Alicia Robinson, a student at Harvard Law School, contributes the following guest post:

Guatemala has long been beset by persistent poverty, corruption, and a culture of impunity – an Unholy Trinity that has afflicted much of Central and South America. Moreover, Guatemala has the misfortune of being geographically located at the center of major drug trafficking routes to the North American and European markets, where the unrelenting demand has allowed organized crime to strengthen its hold over the country’s institutions of governance. Yet as Mathieu Tromme’s recent post on this blog highlighted, there are some encouraging signs of change. Most notably, the recent uncovering of a massive tax fraud orechestrated at the highest levels of the executive branch triggered protests that forced the resignation of the vice president – a major victory against impunity in the country.

However, despite this success, and the broad popular support for more action against corruption and impunity, Mr. Tromme may be overly optimistic when he characterizes this this event and the surrounding protests as the inception of a “Guatemalan Spring” that will bring an end to the era of impunity in Guatemala.
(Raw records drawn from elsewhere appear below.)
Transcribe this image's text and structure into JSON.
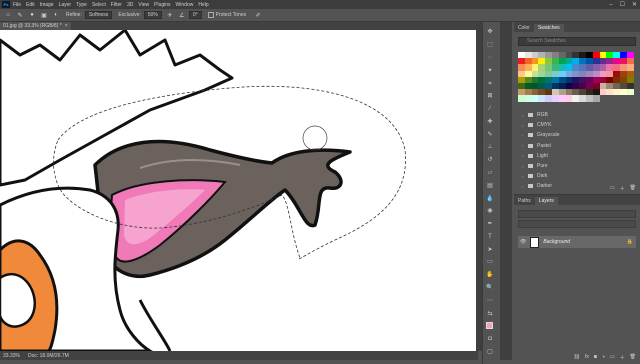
{
  "app": {
    "logo": "Ps"
  },
  "menu": [
    "File",
    "Edit",
    "Image",
    "Layer",
    "Type",
    "Select",
    "Filter",
    "3D",
    "View",
    "Plugins",
    "Window",
    "Help"
  ],
  "window_controls": [
    "–",
    "☐",
    "✕"
  ],
  "options_bar": {
    "feather_label": "Feather:",
    "feather_value": "0 px",
    "antialias_label": "Refine:",
    "mode_label": "Softness",
    "tolerance_label": "Exclusive:",
    "tolerance_value": "50%",
    "angle_value": "0°",
    "protect_label": "Protect Tones"
  },
  "document": {
    "tab_title": "01.jpg @ 33.3% (RGB/8) *",
    "status_zoom": "33.33%",
    "status_info": "Doc: 18.0M/26.7M"
  },
  "tools": [
    "move-icon",
    "marquee-icon",
    "lasso-icon",
    "quick-select-icon",
    "crop-icon",
    "frame-icon",
    "eyedropper-icon",
    "healing-icon",
    "brush-icon",
    "stamp-icon",
    "history-brush-icon",
    "eraser-icon",
    "gradient-icon",
    "blur-icon",
    "dodge-icon",
    "pen-icon",
    "type-icon",
    "path-select-icon",
    "shape-icon",
    "hand-icon",
    "zoom-icon",
    "more-icon",
    "swap-colors-icon",
    "color-fg-bg-icon",
    "quick-mask-icon",
    "screen-mode-icon"
  ],
  "swatches_panel": {
    "tabs": [
      "Color",
      "Swatches"
    ],
    "active_tab": "Swatches",
    "search_placeholder": "Search Swatches",
    "colors": [
      "#ffffff",
      "#e6e6e6",
      "#cccccc",
      "#b3b3b3",
      "#999999",
      "#808080",
      "#666666",
      "#4d4d4d",
      "#333333",
      "#1a1a1a",
      "#000000",
      "#ff0000",
      "#ffff00",
      "#00ff00",
      "#00ffff",
      "#0000ff",
      "#ff00ff",
      "#ed1c24",
      "#f26522",
      "#f7941d",
      "#fff200",
      "#8dc63f",
      "#39b54a",
      "#00a651",
      "#00a99d",
      "#00aeef",
      "#0072bc",
      "#0054a6",
      "#2e3192",
      "#662d91",
      "#92278f",
      "#ec008c",
      "#ed145b",
      "#f26c4f",
      "#f68e55",
      "#fbaf5c",
      "#fff467",
      "#acd372",
      "#7cc576",
      "#3bb878",
      "#1abbb4",
      "#00bff3",
      "#438cca",
      "#5574b9",
      "#605ca8",
      "#855fa8",
      "#a763a8",
      "#f06ea9",
      "#f26d7d",
      "#f69679",
      "#f9ad81",
      "#fdc68a",
      "#fff799",
      "#c4df9b",
      "#a3d39c",
      "#82ca9c",
      "#7accc8",
      "#6dcff6",
      "#7da7d9",
      "#8393ca",
      "#8781bd",
      "#a186be",
      "#bd8cbf",
      "#f49ac1",
      "#f5989d",
      "#9e0b0f",
      "#a0410d",
      "#a36209",
      "#aba000",
      "#598527",
      "#1a7b30",
      "#007236",
      "#00746b",
      "#0076a3",
      "#004b80",
      "#003471",
      "#1b1464",
      "#440e62",
      "#630460",
      "#9e005d",
      "#9e0039",
      "#790000",
      "#7b2e00",
      "#7d4900",
      "#827b00",
      "#406618",
      "#005e20",
      "#005826",
      "#005952",
      "#005b7f",
      "#003663",
      "#002157",
      "#0d004c",
      "#32004b",
      "#4b0049",
      "#7b0046",
      "#7a0026",
      "#c7b299",
      "#998675",
      "#736357",
      "#534741",
      "#37302d",
      "#c69c6d",
      "#a67c52",
      "#8c6239",
      "#754c24",
      "#603913",
      "#d4c6b0",
      "#b0a08a",
      "#8a7a66",
      "#6b5d4d",
      "#4d4236",
      "#2f2820",
      "#1a1511",
      "#ffcccc",
      "#ffe0cc",
      "#fff2cc",
      "#ffffcc",
      "#e6ffcc",
      "#ccffcc",
      "#ccffe6",
      "#ccffff",
      "#cce6ff",
      "#ccccff",
      "#e6ccff",
      "#ffccff",
      "#ffcce6",
      "#f2f2f2",
      "#d9d9d9",
      "#bfbfbf",
      "#a6a6a6"
    ],
    "folders": [
      "RGB",
      "CMYK",
      "Grayscale",
      "Pastel",
      "Light",
      "Pure",
      "Dark",
      "Darker"
    ]
  },
  "layers_panel": {
    "tabs": [
      "Paths",
      "Layers"
    ],
    "active_tab": "Layers",
    "layer_name": "Background"
  }
}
Corruption still very much riddles every corner of Guatemalan society and the toughest part of the battle lies ahead. Continue reading